» Given data:

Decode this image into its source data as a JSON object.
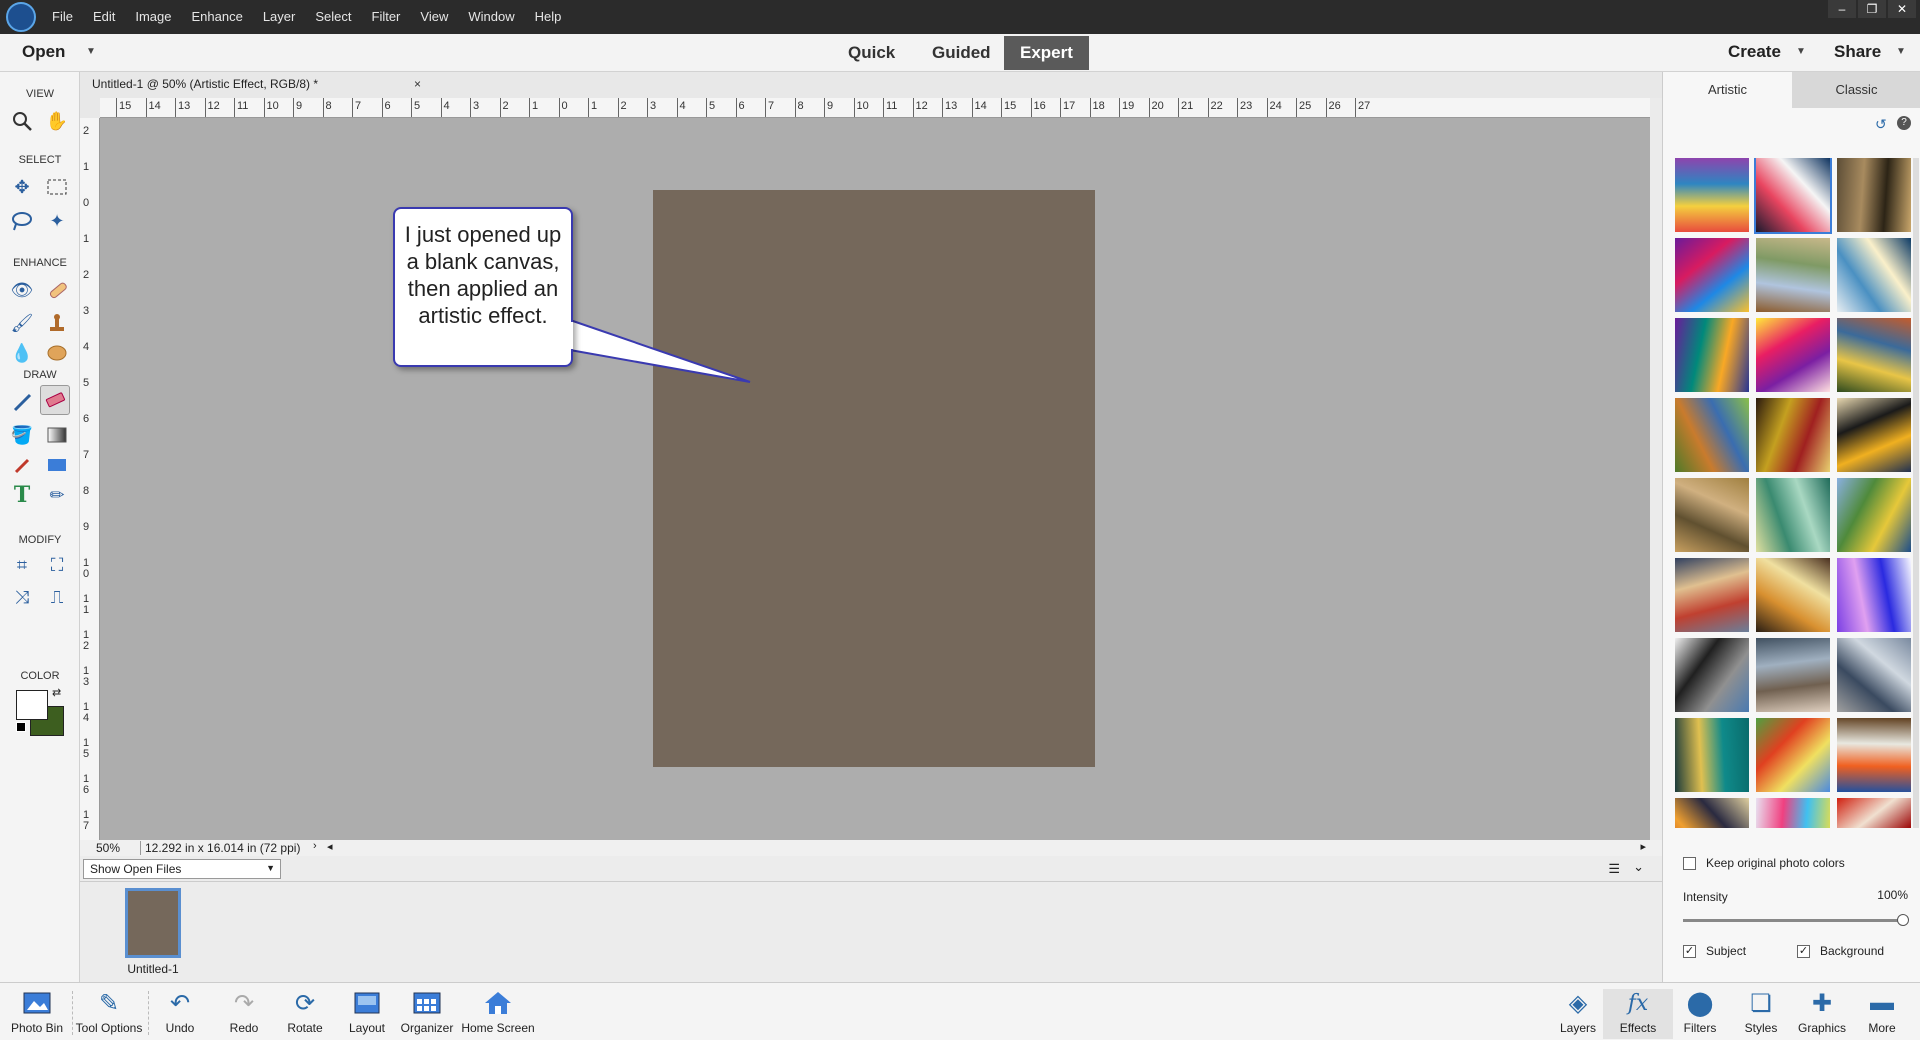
{
  "menubar": {
    "items": [
      "File",
      "Edit",
      "Image",
      "Enhance",
      "Layer",
      "Select",
      "Filter",
      "View",
      "Window",
      "Help"
    ],
    "window_controls": [
      "–",
      "❐",
      "✕"
    ]
  },
  "modebar": {
    "open_label": "Open",
    "modes": [
      "Quick",
      "Guided",
      "Expert"
    ],
    "active_mode": "Expert",
    "create_label": "Create",
    "share_label": "Share"
  },
  "toolbox": {
    "sections": [
      "VIEW",
      "SELECT",
      "ENHANCE",
      "DRAW",
      "MODIFY",
      "COLOR"
    ]
  },
  "document": {
    "tab_title": "Untitled-1 @ 50% (Artistic Effect, RGB/8) *",
    "tab_close": "×",
    "canvas_color": "#75685b",
    "zoom": "50%",
    "doc_info": "12.292 in x 16.014 in (72 ppi)"
  },
  "ruler": {
    "horizontal": [
      "15",
      "14",
      "13",
      "12",
      "11",
      "10",
      "9",
      "8",
      "7",
      "6",
      "5",
      "4",
      "3",
      "2",
      "1",
      "0",
      "1",
      "2",
      "3",
      "4",
      "5",
      "6",
      "7",
      "8",
      "9",
      "10",
      "11",
      "12",
      "13",
      "14",
      "15",
      "16",
      "17",
      "18",
      "19",
      "20",
      "21",
      "22",
      "23",
      "24",
      "25",
      "26",
      "27"
    ],
    "vertical": [
      "2",
      "1",
      "0",
      "1",
      "2",
      "3",
      "4",
      "5",
      "6",
      "7",
      "8",
      "9",
      "1\n0",
      "1\n1",
      "1\n2",
      "1\n3",
      "1\n4",
      "1\n5",
      "1\n6",
      "1\n7"
    ]
  },
  "callout": {
    "text": "I just opened up a blank canvas, then applied an artistic effect."
  },
  "photobin": {
    "dropdown": "Show Open Files",
    "thumb_label": "Untitled-1"
  },
  "rpanel": {
    "tabs": [
      "Artistic",
      "Classic"
    ],
    "active_tab": "Artistic",
    "keep_colors_label": "Keep original photo colors",
    "intensity_label": "Intensity",
    "intensity_value": "100%",
    "intensity_fraction": 1.0,
    "subject_label": "Subject",
    "background_label": "Background",
    "subject_checked": true,
    "background_checked": true
  },
  "taskbar": {
    "left": [
      "Photo Bin",
      "Tool Options",
      "Undo",
      "Redo",
      "Rotate",
      "Layout",
      "Organizer",
      "Home Screen"
    ],
    "right": [
      "Layers",
      "Effects",
      "Filters",
      "Styles",
      "Graphics",
      "More"
    ]
  }
}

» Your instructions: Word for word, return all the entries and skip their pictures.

» Expected answer:
Decode this image into its source data as a JSON object.
{
  "menubar": {
    "items": [
      "File",
      "Edit",
      "Image",
      "Enhance",
      "Layer",
      "Select",
      "Filter",
      "View",
      "Window",
      "Help"
    ],
    "window_controls": [
      "–",
      "❐",
      "✕"
    ]
  },
  "modebar": {
    "open_label": "Open",
    "modes": [
      "Quick",
      "Guided",
      "Expert"
    ],
    "active_mode": "Expert",
    "create_label": "Create",
    "share_label": "Share"
  },
  "toolbox": {
    "sections": [
      "VIEW",
      "SELECT",
      "ENHANCE",
      "DRAW",
      "MODIFY",
      "COLOR"
    ]
  },
  "document": {
    "tab_title": "Untitled-1 @ 50% (Artistic Effect, RGB/8) *",
    "tab_close": "×",
    "canvas_color": "#75685b",
    "zoom": "50%",
    "doc_info": "12.292 in x 16.014 in (72 ppi)"
  },
  "ruler": {
    "horizontal": [
      "15",
      "14",
      "13",
      "12",
      "11",
      "10",
      "9",
      "8",
      "7",
      "6",
      "5",
      "4",
      "3",
      "2",
      "1",
      "0",
      "1",
      "2",
      "3",
      "4",
      "5",
      "6",
      "7",
      "8",
      "9",
      "10",
      "11",
      "12",
      "13",
      "14",
      "15",
      "16",
      "17",
      "18",
      "19",
      "20",
      "21",
      "22",
      "23",
      "24",
      "25",
      "26",
      "27"
    ],
    "vertical": [
      "2",
      "1",
      "0",
      "1",
      "2",
      "3",
      "4",
      "5",
      "6",
      "7",
      "8",
      "9",
      "1\n0",
      "1\n1",
      "1\n2",
      "1\n3",
      "1\n4",
      "1\n5",
      "1\n6",
      "1\n7"
    ]
  },
  "callout": {
    "text": "I just opened up a blank canvas, then applied an artistic effect."
  },
  "photobin": {
    "dropdown": "Show Open Files",
    "thumb_label": "Untitled-1"
  },
  "rpanel": {
    "tabs": [
      "Artistic",
      "Classic"
    ],
    "active_tab": "Artistic",
    "keep_colors_label": "Keep original photo colors",
    "intensity_label": "Intensity",
    "intensity_value": "100%",
    "intensity_fraction": 1.0,
    "subject_label": "Subject",
    "background_label": "Background",
    "subject_checked": true,
    "background_checked": true
  },
  "taskbar": {
    "left": [
      "Photo Bin",
      "Tool Options",
      "Undo",
      "Redo",
      "Rotate",
      "Layout",
      "Organizer",
      "Home Screen"
    ],
    "right": [
      "Layers",
      "Effects",
      "Filters",
      "Styles",
      "Graphics",
      "More"
    ]
  }
}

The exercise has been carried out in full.